_SUPPLIED MATERIAL_
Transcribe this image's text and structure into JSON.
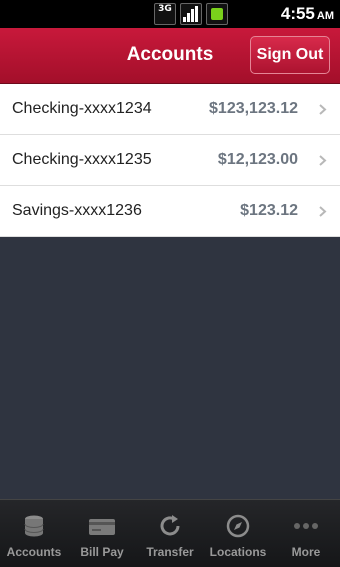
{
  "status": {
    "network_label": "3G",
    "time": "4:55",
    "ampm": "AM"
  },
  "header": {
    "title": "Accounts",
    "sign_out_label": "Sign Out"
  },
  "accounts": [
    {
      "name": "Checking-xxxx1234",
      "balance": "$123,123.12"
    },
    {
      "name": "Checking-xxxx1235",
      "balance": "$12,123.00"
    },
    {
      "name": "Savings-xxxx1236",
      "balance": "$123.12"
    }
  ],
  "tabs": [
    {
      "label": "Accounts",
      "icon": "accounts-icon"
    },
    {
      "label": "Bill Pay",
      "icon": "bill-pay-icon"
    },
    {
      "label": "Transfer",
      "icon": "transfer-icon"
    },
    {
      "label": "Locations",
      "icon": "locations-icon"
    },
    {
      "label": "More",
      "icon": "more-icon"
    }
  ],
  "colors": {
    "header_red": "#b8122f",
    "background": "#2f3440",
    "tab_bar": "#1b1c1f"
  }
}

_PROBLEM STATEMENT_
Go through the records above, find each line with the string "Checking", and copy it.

_COMPLETED EXERCISE_
      "name": "Checking-xxxx1234",
      "name": "Checking-xxxx1235",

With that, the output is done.